North Korean leader Kim Jong Un is apparently unaware of the widely cited internet adage that the person who first brings up Nazi leader Adolf Hitler automatically loses the argument — or maybe he just doesn't care about Godwin's Law. On Tuesday, North Korea's state-controlled Korean Central News Agency argued that President Trump's America First policy "is the American version of Nazism far surpassing the fascism in the last century in its ferocious, brutal, and chauvinistic nature," and "Nazism in the 21st century," comparing Trump to Hitler.
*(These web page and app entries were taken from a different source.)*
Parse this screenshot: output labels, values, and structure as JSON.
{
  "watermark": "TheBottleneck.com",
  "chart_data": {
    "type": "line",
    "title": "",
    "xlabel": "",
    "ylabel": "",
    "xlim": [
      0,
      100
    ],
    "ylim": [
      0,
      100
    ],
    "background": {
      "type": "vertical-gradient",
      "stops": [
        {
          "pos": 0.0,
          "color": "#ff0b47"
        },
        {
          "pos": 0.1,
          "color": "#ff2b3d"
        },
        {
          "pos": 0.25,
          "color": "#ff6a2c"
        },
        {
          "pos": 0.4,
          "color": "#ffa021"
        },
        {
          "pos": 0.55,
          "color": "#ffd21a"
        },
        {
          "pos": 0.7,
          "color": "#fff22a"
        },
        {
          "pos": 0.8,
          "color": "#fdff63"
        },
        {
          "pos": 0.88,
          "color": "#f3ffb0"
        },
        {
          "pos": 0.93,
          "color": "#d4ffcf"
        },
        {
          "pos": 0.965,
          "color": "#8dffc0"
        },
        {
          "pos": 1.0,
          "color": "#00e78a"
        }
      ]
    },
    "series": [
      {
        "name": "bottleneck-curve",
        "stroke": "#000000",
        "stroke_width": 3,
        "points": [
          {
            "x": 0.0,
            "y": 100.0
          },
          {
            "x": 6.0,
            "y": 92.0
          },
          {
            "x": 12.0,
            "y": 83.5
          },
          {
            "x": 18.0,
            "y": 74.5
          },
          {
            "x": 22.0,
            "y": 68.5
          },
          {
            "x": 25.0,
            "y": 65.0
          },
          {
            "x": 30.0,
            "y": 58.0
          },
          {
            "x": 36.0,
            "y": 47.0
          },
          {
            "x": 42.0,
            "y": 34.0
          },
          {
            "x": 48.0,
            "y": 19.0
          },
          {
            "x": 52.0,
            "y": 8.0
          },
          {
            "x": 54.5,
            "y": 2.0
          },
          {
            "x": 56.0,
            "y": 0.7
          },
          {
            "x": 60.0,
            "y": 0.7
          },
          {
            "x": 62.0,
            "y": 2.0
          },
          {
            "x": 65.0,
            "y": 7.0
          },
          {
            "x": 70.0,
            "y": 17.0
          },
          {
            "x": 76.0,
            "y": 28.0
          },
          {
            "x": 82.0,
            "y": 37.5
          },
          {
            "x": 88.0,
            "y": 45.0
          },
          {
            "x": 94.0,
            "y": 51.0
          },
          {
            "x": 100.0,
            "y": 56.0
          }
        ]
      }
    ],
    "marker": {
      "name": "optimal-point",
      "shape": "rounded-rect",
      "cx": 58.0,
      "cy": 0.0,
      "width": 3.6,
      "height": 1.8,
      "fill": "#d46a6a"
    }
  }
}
The KCNA specifically cited U.S. sanctions against North Korea tied to its nuclear weapons program, calling them "an unethical and inhumane act, far exceeding the degree of Hitler's blockade of Leningrad," and compared Trump's decision to pull the U.S. out of the Paris climate agreement to a violation of international norms worse than Hitler's concentration camps. "Satellite imagery shows that North Korea operates a network of prison camps, which a United Nations report in 2014 compared with 'the camps of totalitarian states of the 20th century,'" The Wall Street Journal notes dryly. "North Korea denies their existence."
Pyongyang frequently deploys belligerent language about the U.S., but this kind of verbal attack on Trump is new. "The coarsening language toward the administration, and toward the president himself, seems to reflect a slowly sharpening discussion within the regime," Robert Carlin, a visiting scholar at Stanford University's Center for International Security and Cooperation, writes at the site 38 North. The Nazi references also come a few days before South Korea's new president, Moon Jae-in, travels to Washington to meet with Trump, and follows the death of American student Otto Warmbier, who died shortly after North Korea released him from 18 months of captivity.